11. The unknown inspires you
Ah Iceland. Can’t talk enough about it. What I thought it would be like and what it was were two very different things. From green valleys to icebergs, then underground hot pools. Oh and the food, the people, the vistas. Again, a serendipitous experience – not expected but so desirable.
12. New country different food and cultures yearn within you
Now I didn’t try the minke whale in Iceland, nor the puffin – I do have my boundaries. But I did try grasshoppers in Thailand recently but only because I met an American woman who was sharing. No they don’t taste like chicken and yes they tickled as they went down my throat. I’ve only ever got sick travelling from eating two things – spaghetti bolognese in Bombay (Mumbai) and samosas in Arusha in Tanzania. Both made me very ill but since then – nothing. I’m more prudent and happy to eat off the streets and vendors if I see it cooked in front of me. Plus the culture. Drinking kava with a family of teachers or in Burma eating lunch with school children. Ahhh, that’s what travel is about.
13. Scrolling through Netflix looking for travel documentary and travel shows is a pastime
Sometimes I have to just not look at doco’s or I’ll get the itchy bug to travel when I can’t afford it or don’t have enough holidays accrued. Then there are days I just binge on everything that is available about travel. It’s a great way of seeing what’s around and places you can visit, give you ideas and new adventures.
14. An adventure hasn’t finished before you’re thinking of your next one
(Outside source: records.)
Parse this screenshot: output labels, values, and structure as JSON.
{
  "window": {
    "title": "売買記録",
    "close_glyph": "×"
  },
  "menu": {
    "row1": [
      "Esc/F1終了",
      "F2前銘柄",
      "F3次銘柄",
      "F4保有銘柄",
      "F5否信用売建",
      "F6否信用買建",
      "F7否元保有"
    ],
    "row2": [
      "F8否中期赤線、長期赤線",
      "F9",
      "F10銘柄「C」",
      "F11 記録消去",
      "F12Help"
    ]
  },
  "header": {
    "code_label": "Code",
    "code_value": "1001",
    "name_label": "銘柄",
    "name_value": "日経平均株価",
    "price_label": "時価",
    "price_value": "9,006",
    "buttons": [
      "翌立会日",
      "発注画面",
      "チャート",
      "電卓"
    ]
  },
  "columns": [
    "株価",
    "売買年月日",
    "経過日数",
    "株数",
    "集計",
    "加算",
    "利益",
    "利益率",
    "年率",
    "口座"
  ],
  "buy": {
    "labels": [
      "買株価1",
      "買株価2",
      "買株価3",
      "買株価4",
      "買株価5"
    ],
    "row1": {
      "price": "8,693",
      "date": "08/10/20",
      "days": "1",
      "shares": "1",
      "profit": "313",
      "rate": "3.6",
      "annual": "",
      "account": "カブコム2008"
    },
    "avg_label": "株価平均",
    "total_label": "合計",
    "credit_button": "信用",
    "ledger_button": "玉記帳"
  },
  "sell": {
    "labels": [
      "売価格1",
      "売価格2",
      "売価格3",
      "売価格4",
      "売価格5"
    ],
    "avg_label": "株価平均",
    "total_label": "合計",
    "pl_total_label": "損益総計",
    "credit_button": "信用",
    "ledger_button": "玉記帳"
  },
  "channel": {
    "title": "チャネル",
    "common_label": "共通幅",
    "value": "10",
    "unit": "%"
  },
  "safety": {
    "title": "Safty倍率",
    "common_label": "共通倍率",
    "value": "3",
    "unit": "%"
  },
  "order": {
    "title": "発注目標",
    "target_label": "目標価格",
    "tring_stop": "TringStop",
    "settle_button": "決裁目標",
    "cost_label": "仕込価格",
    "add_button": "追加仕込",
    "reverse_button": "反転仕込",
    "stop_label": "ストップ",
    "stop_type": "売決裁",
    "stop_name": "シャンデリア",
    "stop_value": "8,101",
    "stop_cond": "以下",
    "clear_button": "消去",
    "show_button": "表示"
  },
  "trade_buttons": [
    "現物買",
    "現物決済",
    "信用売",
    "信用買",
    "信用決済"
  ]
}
So as I enter Jordan across the Red Sea, I was looking over to Israel and was planning how I could visit that country on another trip. Syria to the north is in turmoil and I’m no hero so wasn’t go anywhere near that country. But it doesn’t stop. I’m always thinking of the next adventure, the next adventure. Hoping it’s Cuba in 2017.
15. Being somewhere totally new and different is when you feel you are truly happy
I’m blessed that my work has me in forests, mountains, lakes, oceans and more but there is never enough. I live in a street where literally, kangaroos hop down the street and cockatoos line up on my front deck waiting for their seed. Even in my own home, I found peace and joy. I chose to live here because it connects me with the outdoors and the environment and grounds me about who I am and why I’m here.
Now it’s your turn.
What makes you travel, tips, parts of you that yearn for more adventures?
Leave a comment below.